--- START ---

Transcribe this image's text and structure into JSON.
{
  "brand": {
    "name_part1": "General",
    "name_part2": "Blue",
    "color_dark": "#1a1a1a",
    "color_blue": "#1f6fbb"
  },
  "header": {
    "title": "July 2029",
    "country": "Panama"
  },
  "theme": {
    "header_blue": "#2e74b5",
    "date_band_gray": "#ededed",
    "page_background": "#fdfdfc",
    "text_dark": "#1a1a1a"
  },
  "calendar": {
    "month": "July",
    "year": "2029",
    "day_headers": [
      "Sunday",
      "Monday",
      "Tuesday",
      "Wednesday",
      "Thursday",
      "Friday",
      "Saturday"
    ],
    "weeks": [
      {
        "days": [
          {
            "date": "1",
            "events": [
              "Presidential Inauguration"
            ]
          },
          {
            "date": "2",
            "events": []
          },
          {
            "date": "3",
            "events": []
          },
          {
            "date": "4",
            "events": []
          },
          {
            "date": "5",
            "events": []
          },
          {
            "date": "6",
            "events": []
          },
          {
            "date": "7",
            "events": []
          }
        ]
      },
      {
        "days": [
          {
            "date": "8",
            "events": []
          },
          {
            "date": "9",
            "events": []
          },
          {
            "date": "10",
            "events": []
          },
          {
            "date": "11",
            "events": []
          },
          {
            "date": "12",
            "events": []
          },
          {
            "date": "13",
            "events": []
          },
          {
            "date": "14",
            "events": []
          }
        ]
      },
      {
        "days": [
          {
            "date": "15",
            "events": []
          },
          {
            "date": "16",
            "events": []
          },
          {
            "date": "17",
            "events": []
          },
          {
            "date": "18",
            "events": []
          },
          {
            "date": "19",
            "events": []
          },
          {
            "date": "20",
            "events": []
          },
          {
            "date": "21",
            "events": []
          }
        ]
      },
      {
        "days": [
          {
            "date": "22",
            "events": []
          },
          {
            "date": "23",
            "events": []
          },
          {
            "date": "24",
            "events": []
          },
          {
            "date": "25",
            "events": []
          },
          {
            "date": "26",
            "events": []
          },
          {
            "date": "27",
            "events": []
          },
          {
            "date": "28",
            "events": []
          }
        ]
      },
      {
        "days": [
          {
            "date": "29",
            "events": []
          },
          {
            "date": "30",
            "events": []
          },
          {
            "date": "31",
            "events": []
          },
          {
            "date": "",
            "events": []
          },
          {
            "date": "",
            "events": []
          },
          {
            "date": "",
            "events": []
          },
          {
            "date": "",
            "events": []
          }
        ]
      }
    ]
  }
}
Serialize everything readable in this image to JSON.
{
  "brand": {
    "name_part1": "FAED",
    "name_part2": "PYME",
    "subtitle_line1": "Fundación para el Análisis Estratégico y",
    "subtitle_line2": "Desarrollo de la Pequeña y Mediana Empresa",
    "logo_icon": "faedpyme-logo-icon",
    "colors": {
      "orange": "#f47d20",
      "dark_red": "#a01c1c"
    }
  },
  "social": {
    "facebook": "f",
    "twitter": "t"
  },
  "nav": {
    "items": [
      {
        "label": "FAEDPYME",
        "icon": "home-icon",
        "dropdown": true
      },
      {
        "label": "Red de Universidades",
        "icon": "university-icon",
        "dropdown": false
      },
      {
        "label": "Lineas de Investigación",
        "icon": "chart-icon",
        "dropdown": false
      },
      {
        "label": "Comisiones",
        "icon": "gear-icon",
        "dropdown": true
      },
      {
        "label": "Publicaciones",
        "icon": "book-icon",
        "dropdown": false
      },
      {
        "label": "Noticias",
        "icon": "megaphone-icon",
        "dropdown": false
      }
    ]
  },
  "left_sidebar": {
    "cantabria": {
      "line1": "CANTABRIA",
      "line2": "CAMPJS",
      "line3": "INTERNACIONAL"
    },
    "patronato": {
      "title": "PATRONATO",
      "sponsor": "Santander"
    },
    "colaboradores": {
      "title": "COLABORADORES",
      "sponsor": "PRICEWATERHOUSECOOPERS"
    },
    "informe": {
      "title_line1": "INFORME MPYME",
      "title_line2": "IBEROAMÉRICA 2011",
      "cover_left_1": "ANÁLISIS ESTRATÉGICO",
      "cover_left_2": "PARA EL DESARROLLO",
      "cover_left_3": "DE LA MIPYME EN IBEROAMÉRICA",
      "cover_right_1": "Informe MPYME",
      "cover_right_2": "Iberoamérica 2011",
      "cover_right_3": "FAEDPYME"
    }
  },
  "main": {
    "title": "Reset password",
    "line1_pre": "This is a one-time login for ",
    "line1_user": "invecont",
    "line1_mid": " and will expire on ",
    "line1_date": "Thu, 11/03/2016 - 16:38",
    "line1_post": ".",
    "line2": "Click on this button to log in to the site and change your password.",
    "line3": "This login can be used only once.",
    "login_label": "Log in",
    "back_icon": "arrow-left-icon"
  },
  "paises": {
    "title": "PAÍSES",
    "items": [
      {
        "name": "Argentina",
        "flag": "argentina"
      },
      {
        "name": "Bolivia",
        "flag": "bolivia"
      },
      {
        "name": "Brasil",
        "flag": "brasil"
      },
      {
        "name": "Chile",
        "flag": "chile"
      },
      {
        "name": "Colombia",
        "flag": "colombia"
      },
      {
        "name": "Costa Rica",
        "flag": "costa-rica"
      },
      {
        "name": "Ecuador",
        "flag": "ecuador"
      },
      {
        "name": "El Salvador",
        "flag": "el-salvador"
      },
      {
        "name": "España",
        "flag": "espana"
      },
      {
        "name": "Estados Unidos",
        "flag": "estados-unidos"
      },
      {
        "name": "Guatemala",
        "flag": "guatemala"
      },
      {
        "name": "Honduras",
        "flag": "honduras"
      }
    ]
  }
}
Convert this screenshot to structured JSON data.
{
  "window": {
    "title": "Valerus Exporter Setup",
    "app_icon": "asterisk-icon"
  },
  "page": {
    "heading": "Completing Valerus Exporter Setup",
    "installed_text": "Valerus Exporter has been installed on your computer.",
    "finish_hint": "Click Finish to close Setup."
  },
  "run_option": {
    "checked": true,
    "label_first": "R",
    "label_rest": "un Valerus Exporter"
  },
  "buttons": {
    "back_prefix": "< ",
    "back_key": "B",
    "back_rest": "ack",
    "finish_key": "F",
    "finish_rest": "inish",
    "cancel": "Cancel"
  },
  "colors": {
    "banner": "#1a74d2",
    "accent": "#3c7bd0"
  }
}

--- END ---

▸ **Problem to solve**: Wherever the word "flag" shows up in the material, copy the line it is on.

▸ **Written reply**:
        "flag": "argentina"
        "flag": "bolivia"
        "flag": "brasil"
        "flag": "chile"
        "flag": "colombia"
        "flag": "costa-rica"
        "flag": "ecuador"
        "flag": "el-salvador"
        "flag": "espana"
        "flag": "estados-unidos"
        "flag": "guatemala"
        "flag": "honduras"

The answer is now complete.